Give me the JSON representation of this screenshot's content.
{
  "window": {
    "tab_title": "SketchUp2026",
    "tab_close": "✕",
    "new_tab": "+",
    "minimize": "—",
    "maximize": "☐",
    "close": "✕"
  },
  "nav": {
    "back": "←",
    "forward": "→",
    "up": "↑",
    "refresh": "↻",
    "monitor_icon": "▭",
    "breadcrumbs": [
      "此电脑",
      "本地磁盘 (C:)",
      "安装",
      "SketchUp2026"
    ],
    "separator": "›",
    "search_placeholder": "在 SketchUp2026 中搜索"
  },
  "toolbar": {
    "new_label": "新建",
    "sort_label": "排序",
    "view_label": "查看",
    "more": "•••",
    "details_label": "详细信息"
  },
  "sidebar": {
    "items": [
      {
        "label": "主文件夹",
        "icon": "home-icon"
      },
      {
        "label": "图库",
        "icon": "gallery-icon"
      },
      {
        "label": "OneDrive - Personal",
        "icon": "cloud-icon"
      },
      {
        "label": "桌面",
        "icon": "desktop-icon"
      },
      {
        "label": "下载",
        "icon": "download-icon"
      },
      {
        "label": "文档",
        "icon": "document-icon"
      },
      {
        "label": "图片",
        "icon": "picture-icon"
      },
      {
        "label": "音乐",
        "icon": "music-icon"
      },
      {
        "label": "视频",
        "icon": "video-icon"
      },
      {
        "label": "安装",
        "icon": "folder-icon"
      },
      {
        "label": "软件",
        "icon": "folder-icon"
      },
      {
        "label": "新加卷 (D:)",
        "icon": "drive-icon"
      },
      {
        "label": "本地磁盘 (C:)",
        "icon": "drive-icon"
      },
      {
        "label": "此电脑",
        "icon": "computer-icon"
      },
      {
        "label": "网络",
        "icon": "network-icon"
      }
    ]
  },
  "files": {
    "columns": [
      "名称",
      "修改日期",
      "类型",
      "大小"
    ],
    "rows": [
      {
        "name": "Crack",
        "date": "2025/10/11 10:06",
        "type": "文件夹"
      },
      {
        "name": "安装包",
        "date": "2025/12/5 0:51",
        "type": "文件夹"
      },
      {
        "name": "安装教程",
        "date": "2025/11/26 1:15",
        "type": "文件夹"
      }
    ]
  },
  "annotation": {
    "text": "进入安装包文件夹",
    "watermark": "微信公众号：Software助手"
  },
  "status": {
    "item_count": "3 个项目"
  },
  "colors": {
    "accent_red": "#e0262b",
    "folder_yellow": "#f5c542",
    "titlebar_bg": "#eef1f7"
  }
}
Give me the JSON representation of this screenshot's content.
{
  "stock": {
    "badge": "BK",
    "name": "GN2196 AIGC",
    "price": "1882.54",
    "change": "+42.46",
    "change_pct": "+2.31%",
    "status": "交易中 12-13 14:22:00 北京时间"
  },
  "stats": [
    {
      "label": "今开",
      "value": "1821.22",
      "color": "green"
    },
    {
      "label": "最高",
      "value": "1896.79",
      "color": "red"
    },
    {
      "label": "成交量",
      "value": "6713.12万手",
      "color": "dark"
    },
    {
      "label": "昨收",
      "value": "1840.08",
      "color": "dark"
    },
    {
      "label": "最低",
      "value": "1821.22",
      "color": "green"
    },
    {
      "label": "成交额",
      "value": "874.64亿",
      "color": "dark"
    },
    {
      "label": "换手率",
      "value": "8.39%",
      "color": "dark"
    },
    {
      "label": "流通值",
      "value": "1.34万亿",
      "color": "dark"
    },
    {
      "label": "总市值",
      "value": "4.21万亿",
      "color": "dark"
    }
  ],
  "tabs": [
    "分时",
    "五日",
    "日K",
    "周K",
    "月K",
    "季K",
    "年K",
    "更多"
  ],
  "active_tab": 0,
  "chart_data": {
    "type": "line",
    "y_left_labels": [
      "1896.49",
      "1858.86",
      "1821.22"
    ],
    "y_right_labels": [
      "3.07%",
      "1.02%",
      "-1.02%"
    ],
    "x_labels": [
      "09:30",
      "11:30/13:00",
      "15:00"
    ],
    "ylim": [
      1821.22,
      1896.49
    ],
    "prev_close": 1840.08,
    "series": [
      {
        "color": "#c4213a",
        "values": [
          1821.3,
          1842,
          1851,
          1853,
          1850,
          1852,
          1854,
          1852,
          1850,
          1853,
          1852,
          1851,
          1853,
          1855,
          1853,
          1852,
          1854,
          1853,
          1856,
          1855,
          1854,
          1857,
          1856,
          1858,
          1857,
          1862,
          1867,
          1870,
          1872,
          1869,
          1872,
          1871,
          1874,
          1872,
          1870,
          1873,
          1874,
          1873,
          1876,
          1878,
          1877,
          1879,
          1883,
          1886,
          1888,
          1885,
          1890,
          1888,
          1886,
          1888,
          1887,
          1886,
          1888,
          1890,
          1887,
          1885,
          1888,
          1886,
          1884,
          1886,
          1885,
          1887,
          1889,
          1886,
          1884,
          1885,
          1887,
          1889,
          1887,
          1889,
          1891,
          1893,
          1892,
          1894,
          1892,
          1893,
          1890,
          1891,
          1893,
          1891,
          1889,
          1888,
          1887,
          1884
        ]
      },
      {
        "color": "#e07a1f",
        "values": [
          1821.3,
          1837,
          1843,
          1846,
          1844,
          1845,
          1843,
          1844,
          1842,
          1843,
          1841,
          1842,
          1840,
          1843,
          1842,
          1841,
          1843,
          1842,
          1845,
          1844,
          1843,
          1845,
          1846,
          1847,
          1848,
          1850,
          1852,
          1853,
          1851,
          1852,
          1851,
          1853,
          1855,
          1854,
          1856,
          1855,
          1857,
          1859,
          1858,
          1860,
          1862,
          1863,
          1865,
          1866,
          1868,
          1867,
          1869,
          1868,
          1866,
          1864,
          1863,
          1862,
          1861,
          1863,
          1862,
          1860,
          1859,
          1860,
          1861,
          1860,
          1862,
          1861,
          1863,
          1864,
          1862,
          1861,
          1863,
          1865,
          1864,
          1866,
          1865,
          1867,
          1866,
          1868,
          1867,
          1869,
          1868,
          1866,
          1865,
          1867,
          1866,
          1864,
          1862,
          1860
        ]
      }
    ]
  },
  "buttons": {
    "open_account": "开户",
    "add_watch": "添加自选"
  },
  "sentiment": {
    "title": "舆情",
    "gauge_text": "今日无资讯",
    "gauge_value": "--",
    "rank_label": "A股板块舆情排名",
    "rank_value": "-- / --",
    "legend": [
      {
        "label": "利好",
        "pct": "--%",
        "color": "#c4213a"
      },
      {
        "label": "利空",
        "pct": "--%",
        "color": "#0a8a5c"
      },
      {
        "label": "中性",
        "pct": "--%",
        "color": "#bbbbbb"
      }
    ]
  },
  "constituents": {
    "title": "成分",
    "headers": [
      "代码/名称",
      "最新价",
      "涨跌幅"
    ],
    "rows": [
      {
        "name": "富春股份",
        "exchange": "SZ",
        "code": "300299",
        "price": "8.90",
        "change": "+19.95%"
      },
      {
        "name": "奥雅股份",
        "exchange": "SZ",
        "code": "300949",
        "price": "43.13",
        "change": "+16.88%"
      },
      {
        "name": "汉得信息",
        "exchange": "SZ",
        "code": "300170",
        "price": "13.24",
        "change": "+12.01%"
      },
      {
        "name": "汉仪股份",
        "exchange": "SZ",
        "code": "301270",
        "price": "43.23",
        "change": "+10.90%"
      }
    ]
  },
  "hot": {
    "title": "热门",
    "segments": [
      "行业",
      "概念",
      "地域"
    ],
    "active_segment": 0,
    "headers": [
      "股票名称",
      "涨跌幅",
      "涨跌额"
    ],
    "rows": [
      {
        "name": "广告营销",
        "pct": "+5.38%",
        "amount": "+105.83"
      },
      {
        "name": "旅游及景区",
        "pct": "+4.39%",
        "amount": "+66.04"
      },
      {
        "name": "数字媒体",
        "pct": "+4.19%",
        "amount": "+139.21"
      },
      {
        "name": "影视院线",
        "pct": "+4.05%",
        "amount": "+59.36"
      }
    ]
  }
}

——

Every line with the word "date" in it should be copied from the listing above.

→ **Task answer**:
        "date": "2025/10/11 10:06",
        "date": "2025/12/5 0:51",
        "date": "2025/11/26 1:15",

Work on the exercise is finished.